Toxic: when two friends no longer mix well and the relationship has run its course
Friendships are often the thing that holds us together when life throws too many lemons our way. Friends have your back, they show up when you ask (or even when you don’t) and they offer a sympathetic ear when you need encouragement. Over the years, friendships continue to grow stronger and deeper as the connection forges even more tightly than before. But what happens when things aren’t the same anymore… is it okay to walk away from something that has become toxic?
I’ve had many friends over the years… grammar school, high school, college and even those in my twenties. For the most part, I am not as close with many of them as I was once. Our separation in nearly all the instances was just that: a separation due to physical proximity or the momentum of life situations. It wasn’t a conscious decision, but life takes you in different places and you grow apart; it’s sad, but it happens. There are a few who you can remain just as close with and you adore every minute of it. At the opposite extreme, on occasion, you need to make the tough decision that the friendship is no longer the same, and for the better of both people involved, it’s time to walk away. It’s not fair and it’s certainly not fun, but if the friendship as become toxic, why would you want to continue to hurt one another. Perhaps it’s over jealousy or a stupid incident that just won’t go away. Maybe it’s the way one or both friends change in their own individuality. Religion, politics, opinions and life experience can often help formulate who you are and who you want to be… and sometimes, as you age, those things evolve and take you down a different path.
It’s hard to say goodbye when someone dies. It’s harder in some ways to choose to walk away from a friendship, knowing you will miss the person and/or be reminded of the past too often. There should be some effort put into repairs, but if it’s clear there’s a fork in the road, or in this case, the relationship, it might be okay to walk away from it. It doesn’t change the connection you once had. It doesn’t erase the memories of good times. You might find your way back to being friends again in the future. When the core of the current friendship starts to crumble or change its form, staying in it might end up hurting you more in the long run.
Friends often rely upon one another so much, it becomes second nature. If someone’s thought processes or needs change, it’s not always clear or obvious at the moment. A fight might change the nature of intimacy for a long enough period that the bond is not strong enough to remain stitched together. If one person feels anger, jealousy or abrasiveness, it can start eating away at you to the point where you don’t enjoy the time together. But even when a sense of obligation tells you to keep texting or calling, visiting or going out… it may be time to analyze the whole situation before you keep pushing to fix it. I’m not saying once you have a few fights, it’s time to throw in the towel. You should always make an effort to repair, but when the core things that once kept you close no longer exist, it might be time to accept the changes and walk away as happier people.
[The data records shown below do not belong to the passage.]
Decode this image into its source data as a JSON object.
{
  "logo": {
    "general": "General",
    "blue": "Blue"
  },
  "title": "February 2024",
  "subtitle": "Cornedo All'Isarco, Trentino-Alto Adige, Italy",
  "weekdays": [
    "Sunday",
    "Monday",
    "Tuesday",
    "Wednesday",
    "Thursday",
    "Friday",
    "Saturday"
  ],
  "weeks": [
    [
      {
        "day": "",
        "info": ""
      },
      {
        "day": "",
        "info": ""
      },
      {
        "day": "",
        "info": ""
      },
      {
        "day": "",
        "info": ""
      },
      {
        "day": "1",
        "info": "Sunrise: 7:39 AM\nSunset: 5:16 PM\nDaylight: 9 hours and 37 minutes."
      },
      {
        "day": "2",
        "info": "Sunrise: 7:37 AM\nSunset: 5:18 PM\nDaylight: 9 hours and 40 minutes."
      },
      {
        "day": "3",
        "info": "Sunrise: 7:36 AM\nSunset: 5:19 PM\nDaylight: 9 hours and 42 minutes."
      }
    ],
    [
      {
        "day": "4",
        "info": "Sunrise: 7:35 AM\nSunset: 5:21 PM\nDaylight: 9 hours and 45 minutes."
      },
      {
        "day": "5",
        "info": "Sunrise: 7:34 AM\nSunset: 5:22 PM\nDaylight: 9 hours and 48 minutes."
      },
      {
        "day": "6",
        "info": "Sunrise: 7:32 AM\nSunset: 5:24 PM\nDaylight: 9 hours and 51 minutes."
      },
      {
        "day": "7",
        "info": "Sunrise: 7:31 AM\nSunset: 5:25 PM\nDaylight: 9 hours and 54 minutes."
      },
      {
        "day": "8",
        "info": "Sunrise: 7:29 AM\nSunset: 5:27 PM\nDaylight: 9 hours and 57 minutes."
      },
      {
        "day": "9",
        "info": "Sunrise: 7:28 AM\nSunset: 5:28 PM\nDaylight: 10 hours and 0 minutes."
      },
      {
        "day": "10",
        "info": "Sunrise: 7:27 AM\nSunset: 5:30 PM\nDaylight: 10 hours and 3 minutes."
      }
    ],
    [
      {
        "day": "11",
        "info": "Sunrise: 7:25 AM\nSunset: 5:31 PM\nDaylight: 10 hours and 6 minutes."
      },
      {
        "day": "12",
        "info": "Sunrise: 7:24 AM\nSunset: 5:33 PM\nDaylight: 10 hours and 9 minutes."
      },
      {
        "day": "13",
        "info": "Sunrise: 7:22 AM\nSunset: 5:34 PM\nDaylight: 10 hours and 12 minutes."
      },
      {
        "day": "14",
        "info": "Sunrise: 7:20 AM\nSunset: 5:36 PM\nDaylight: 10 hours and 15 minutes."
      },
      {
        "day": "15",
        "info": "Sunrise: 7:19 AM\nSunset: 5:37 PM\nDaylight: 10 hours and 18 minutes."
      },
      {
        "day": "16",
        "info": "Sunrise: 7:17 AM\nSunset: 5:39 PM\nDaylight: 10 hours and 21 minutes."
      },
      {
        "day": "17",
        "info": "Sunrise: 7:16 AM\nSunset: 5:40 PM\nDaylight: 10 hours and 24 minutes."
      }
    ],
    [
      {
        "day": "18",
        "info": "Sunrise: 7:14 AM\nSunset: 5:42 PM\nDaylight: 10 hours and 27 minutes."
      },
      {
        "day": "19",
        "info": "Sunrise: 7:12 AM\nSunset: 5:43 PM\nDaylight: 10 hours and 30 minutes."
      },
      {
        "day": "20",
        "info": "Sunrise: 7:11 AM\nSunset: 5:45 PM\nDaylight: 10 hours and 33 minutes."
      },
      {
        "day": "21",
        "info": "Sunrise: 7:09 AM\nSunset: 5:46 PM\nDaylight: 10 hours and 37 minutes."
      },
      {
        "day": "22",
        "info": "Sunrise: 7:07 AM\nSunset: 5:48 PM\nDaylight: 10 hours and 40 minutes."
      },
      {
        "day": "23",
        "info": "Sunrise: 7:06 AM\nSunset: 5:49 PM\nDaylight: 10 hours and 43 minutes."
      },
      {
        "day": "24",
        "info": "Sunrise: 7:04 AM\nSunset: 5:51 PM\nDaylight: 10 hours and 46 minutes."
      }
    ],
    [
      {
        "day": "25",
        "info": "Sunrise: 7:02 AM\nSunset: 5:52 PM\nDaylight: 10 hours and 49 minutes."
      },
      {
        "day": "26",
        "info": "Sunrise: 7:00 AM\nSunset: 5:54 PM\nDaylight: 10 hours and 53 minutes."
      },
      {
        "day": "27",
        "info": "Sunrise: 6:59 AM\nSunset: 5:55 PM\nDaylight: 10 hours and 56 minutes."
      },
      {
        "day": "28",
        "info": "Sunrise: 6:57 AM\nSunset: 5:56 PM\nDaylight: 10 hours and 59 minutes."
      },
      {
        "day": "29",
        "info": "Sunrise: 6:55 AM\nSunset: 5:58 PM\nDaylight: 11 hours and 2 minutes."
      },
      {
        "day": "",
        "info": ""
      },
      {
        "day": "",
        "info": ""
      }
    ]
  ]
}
Life is short. People change. You want to be close with those who make you happy and whom you love. It may be different people at different times, and it might end changing the nature of your existing friendships. If you are intensely close, you probably will withstand the changes, but if it’s causing more grief, tension, concern or issues than the positive aspects, it’s probably time to move on. The thoughts in this post are not about anyone specific; moreover, it’s about recognizing there are start and end times to everything in life, including life itself. It’s always beneficial to make something good last as long as possible, but on the flip side, if it’s no longer good, figure out how to fix it and/or move on from that friend who makes you feel bad, be upset, get angry, act differently… or just makes your day far worse. It’s okay to walk away when you’ve tried to fix it but the connection has vanished, or it’s just not a good one anymore.
Bad friendships suck… I’ve had a few and had to move on. How about you?
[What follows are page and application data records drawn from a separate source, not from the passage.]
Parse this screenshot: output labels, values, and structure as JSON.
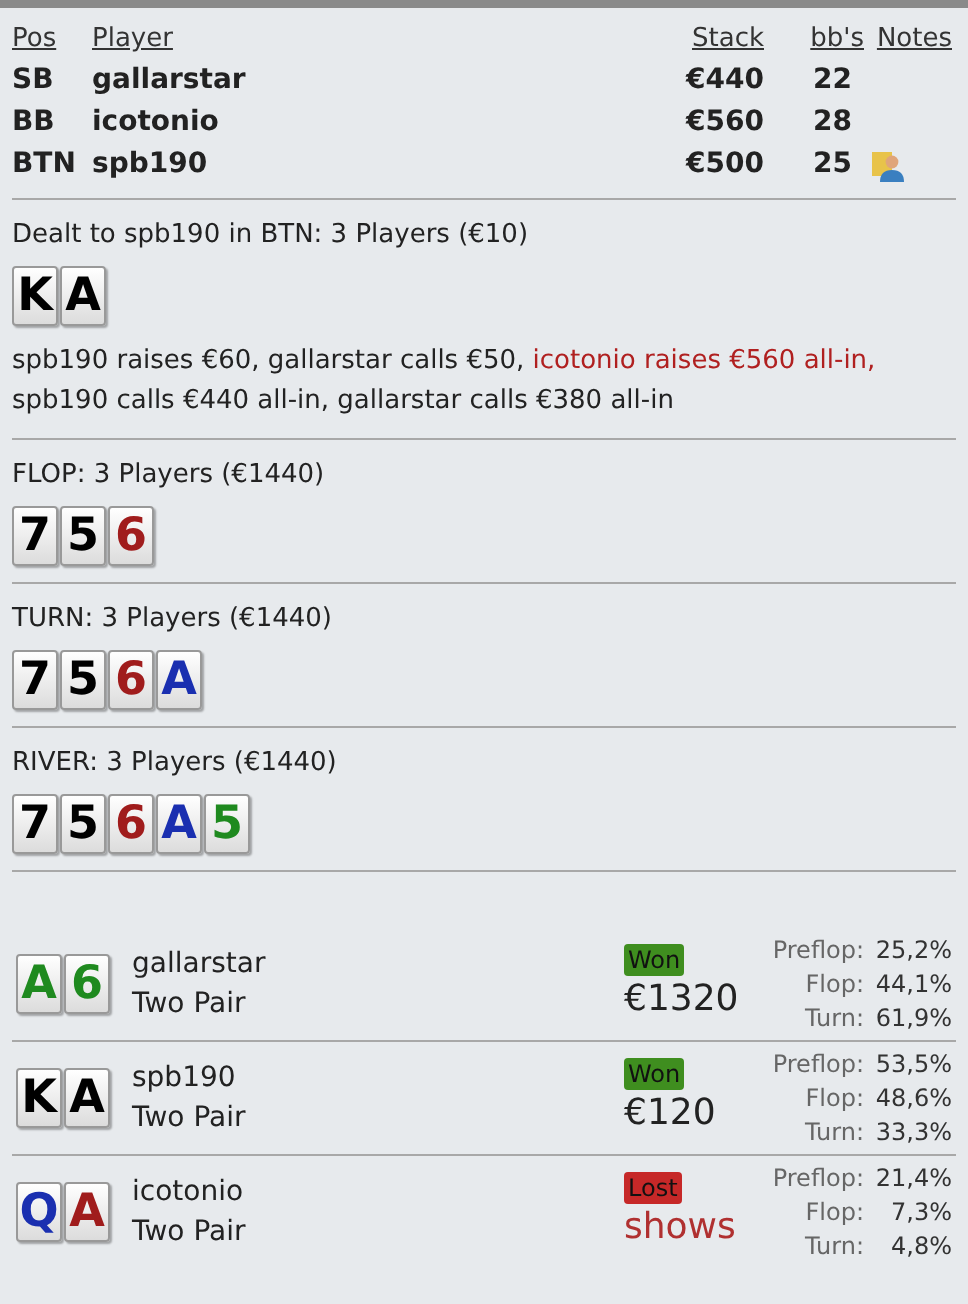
{
  "players_table": {
    "columns": [
      "Pos",
      "Player",
      "Stack",
      "bb's",
      "Notes"
    ],
    "rows": [
      {
        "pos": "SB",
        "player": "gallarstar",
        "stack": "€440",
        "bbs": "22",
        "has_note": false
      },
      {
        "pos": "BB",
        "player": "icotonio",
        "stack": "€560",
        "bbs": "28",
        "has_note": false
      },
      {
        "pos": "BTN",
        "player": "spb190",
        "stack": "€500",
        "bbs": "25",
        "has_note": true
      }
    ]
  },
  "streets": [
    {
      "title": "Dealt to spb190 in BTN: 3 Players (€10)",
      "cards": [
        {
          "rank": "K",
          "color": "#000000"
        },
        {
          "rank": "A",
          "color": "#000000"
        }
      ],
      "actions": [
        {
          "text": "spb190 raises €60, gallarstar calls €50, ",
          "highlight": false
        },
        {
          "text": "icotonio raises €560 all-in,",
          "highlight": true
        },
        {
          "text": " spb190 calls €440 all-in, gallarstar calls €380 all-in",
          "highlight": false
        }
      ]
    },
    {
      "title": "FLOP: 3 Players (€1440)",
      "cards": [
        {
          "rank": "7",
          "color": "#000000"
        },
        {
          "rank": "5",
          "color": "#000000"
        },
        {
          "rank": "6",
          "color": "#a01c1c"
        }
      ]
    },
    {
      "title": "TURN: 3 Players (€1440)",
      "cards": [
        {
          "rank": "7",
          "color": "#000000"
        },
        {
          "rank": "5",
          "color": "#000000"
        },
        {
          "rank": "6",
          "color": "#a01c1c"
        },
        {
          "rank": "A",
          "color": "#1a2fb0"
        }
      ]
    },
    {
      "title": "RIVER: 3 Players (€1440)",
      "cards": [
        {
          "rank": "7",
          "color": "#000000"
        },
        {
          "rank": "5",
          "color": "#000000"
        },
        {
          "rank": "6",
          "color": "#a01c1c"
        },
        {
          "rank": "A",
          "color": "#1a2fb0"
        },
        {
          "rank": "5",
          "color": "#1f8a1f"
        }
      ]
    }
  ],
  "results": [
    {
      "cards": [
        {
          "rank": "A",
          "color": "#1f8a1f"
        },
        {
          "rank": "6",
          "color": "#1f8a1f"
        }
      ],
      "player": "gallarstar",
      "hand": "Two Pair",
      "kind": "won",
      "badge": "Won",
      "amount": "€1320",
      "equity": [
        {
          "label": "Preflop:",
          "value": "25,2%"
        },
        {
          "label": "Flop:",
          "value": "44,1%"
        },
        {
          "label": "Turn:",
          "value": "61,9%"
        }
      ]
    },
    {
      "cards": [
        {
          "rank": "K",
          "color": "#000000"
        },
        {
          "rank": "A",
          "color": "#000000"
        }
      ],
      "player": "spb190",
      "hand": "Two Pair",
      "kind": "won",
      "badge": "Won",
      "amount": "€120",
      "equity": [
        {
          "label": "Preflop:",
          "value": "53,5%"
        },
        {
          "label": "Flop:",
          "value": "48,6%"
        },
        {
          "label": "Turn:",
          "value": "33,3%"
        }
      ]
    },
    {
      "cards": [
        {
          "rank": "Q",
          "color": "#1a2fb0"
        },
        {
          "rank": "A",
          "color": "#a01c1c"
        }
      ],
      "player": "icotonio",
      "hand": "Two Pair",
      "kind": "lost",
      "badge": "Lost",
      "amount": "shows",
      "equity": [
        {
          "label": "Preflop:",
          "value": "21,4%"
        },
        {
          "label": "Flop:",
          "value": "7,3%"
        },
        {
          "label": "Turn:",
          "value": "4,8%"
        }
      ]
    }
  ]
}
About Me & the “365 Daily Challenge”
I’m Jay, an author who lives in NYC. My debut novel, Watching Glass Shatter, can be purchased on Amazon @ http://mybook.to/WGS. I’ve always been a reader. And now I’m a daily blogger. I decided to start my own version of the “365 Daily Challenge” where since March 13, 2017, I’ve posted a characteristic either I currently embody or one I’d like to embody in the future. 365 days of reflection to discover who I am and what I want out of life.
The goal: Knowledge. Acceptance. Understanding. Optimization. Happiness. Help. For myself. For others. And if all else fails, humor. When I’m finished in one year, I hope to have more answers about the future and what I will do with the remainder of my life. All aspects to be considered. It’s not just about a career, hobbies, residence, activities, efforts, et al. It’s meant to be a comprehensive study and reflection from an ordinary man. Not a doctor. Not a therapist. Not a friend. Not an encyclopedia full of prior research. Just pure thought, a blogged journal with true honesty.
Join the fun and read a new post each day, or check out my book reviews, TV/Film reviews or favorite vacation spots. And feel free to like, rate, comment or take the poll for each post. Note: All written content is my original creation and copyrighted to me, but the graphics and images were linked from other sites and belong to them. Many thanks to their original creators.